Via such fee structures, the ruling class literally makes the exercise of the Second Amendment cost-prohibitive.

Adding insult to injury, in the “states of California, Delaware, Hawaii, Maryland, Massachusetts, New Jersey, New York and Rhode Island, as well as the District of Columbia, people have to demonstrate need for a permit to a local public official.” In other words, even if a person can round up the money to buy a gun and pay the training and permit fees, he or she must still demonstrate a need to carry a gun, or the application for a concealed-carry permit will be rejected.

Lott’s piece explains how such a permitting system not only deprives the poor of the ability to exercise Second Amendment-protected rights, but deprives minorities of the ability as well:

Los Angeles County illustrates how this discretion results in only a select few wealthy and powerful individuals getting permits. If Los Angeles County authorized permits at the same rate as the rest of the country, it would have around 600,000 permit holders. Instead, only 226 permits have been issued within a population of about 7.9 million adults, and many of them have gone to politically connected individuals, including judges. Indeed, former Los Angeles County Sheriff Lee Baca earned a reputation for awarding permits to people who gave him campaign donations or generous gifts.
While women make up 36 percent of permit holders nationally, they only got 7 percent of the permits in Los Angeles County.
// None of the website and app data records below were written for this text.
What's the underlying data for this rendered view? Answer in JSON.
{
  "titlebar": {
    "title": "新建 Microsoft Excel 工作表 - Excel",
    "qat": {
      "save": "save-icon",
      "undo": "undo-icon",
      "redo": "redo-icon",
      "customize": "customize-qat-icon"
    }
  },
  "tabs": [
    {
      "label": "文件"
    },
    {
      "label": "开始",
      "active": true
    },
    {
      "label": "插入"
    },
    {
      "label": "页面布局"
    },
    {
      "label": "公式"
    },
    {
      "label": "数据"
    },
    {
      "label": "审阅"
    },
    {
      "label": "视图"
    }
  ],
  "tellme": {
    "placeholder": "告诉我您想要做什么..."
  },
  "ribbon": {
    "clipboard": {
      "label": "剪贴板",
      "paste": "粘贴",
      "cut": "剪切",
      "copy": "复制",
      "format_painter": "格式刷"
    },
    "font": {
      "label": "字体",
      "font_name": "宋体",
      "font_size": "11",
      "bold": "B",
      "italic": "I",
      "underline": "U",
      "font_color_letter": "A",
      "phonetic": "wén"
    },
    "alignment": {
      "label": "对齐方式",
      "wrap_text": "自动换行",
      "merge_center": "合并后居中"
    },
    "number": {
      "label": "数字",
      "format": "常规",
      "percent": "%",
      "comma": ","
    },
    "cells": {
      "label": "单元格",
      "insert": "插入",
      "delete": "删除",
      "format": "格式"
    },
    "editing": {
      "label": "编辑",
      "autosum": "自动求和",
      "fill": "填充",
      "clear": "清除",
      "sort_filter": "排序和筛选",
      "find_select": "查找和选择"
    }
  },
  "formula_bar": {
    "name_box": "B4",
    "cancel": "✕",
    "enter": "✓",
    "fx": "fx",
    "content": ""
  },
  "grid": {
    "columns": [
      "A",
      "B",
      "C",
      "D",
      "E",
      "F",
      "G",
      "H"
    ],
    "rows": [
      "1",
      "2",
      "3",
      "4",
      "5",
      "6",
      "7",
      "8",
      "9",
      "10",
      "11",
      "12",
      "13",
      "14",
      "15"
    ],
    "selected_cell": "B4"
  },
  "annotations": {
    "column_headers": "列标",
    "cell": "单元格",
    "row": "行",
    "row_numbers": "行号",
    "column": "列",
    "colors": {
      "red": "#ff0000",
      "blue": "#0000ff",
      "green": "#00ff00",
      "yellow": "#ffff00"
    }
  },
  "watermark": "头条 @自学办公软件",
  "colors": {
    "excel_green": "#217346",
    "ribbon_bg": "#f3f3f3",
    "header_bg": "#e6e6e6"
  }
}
Although almost half the county’s population is Hispanic, only 6.5 percent of permits were given to Hispanics. Few were given to blacks.

Never forget, these rules and regulations do not prevent the ruling class from enjoying the benefits of guns for even a second. And they don’t stop them from spending millions in taxpayer dollars to protect their own lives via good guys with guns.




On What’s On Your Mind: Discussing Vote Fraud

On What’s On Your Mind: Discussing Vote Fraud

Dr. John Lott appeared on What’s On Your Mind with Scott Hennen to discuss election integrity (covering North and South Dakota, western Minnesota, and eastern Montana). See also our research on in-person and proxy voting rules titled "Why Do Most Countries Require...